On the artificiality of boundaries in climate mapping:

“The substitution of a cartographic line for a transitional zone in nature should be clearly understood…  There is real merit in the omission on climatic maps of a detailed grid or other means for the close identification of boundary positions, for the reason that the reader is thereby more or less forced to recognize boundaries as transitional zones.”

On the relative importance of core (“nuclear”) zones vs. transition zones in climate mapping:

“While theoretical reasons possibly exist for the recognition of climax climatic landscapes in terms of very small areas, thereby leaving most of the earth’s surface within transitional zones, the ends of geographical inquiry are better served by the adoption of climatic definitions sufficiently broad and flexible to admit more extensive type regions and narrower transitions.”

On different ecological meanings of climatic oscillations over different periods of time:

“The student of successive landscapes may require a successional climatology involving a whole series of climatographies, each based on possibly less than twenty-year periods. As we dissect the landscape into its component groups of forms, we find that individually these demand longer or shorter periods for the reason that they travel toward equilibriums at differing rates. During a twenty-year interval, ten desert years-occurring as a rather unusual experience in terms of the events of the past century-probably alter vegetation much more than land, drainage, or soil forms.”



Grundstein, A. (2008). Assessing Climate Change in the Contiguous United States Using a Modified Thornthwaite Climate Classification Scheme. The Professional Geographer, 60(3), 398–412.

Kunkel, K. E., & Changnon, S. A. (2003). Climate-years in the true prairie: temporal fluctuations of ecologically ctritical climate conditions. Climatic Change, 61, 101–122.

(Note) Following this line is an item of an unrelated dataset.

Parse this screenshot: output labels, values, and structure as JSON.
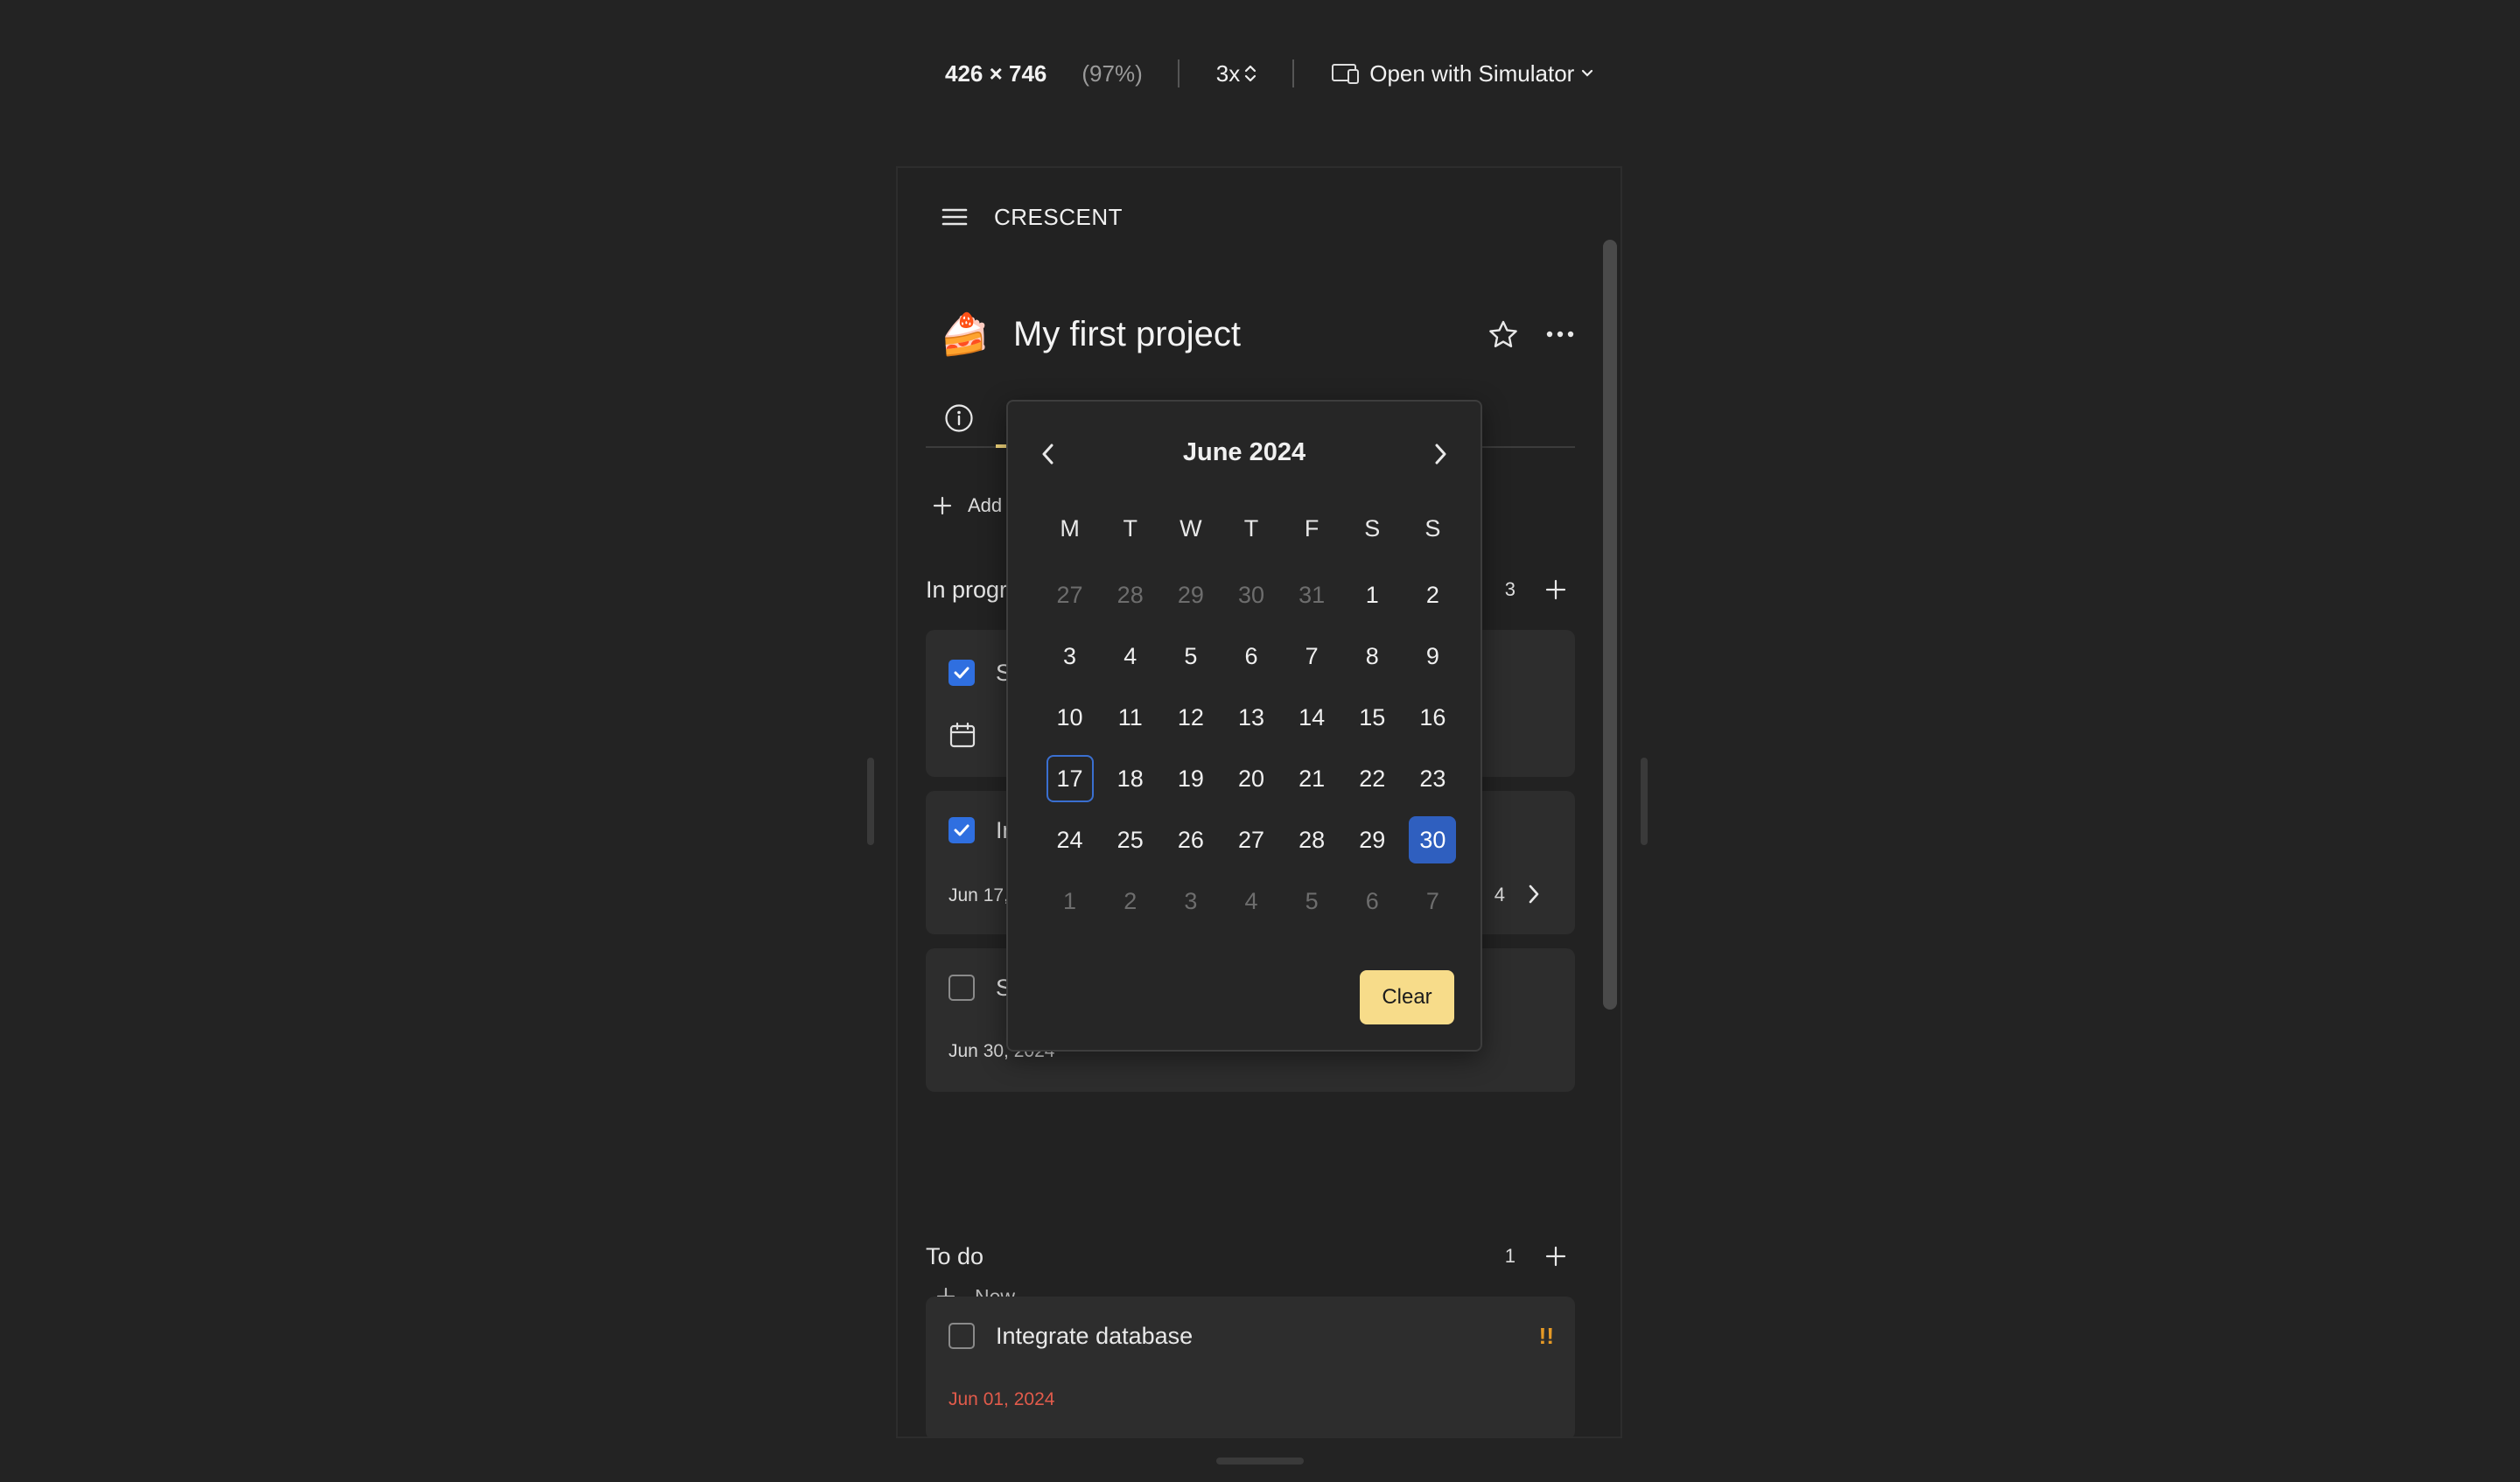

Russell, R. J. (1934). Climatic Years. Geographical Review, 24(1), 92–103.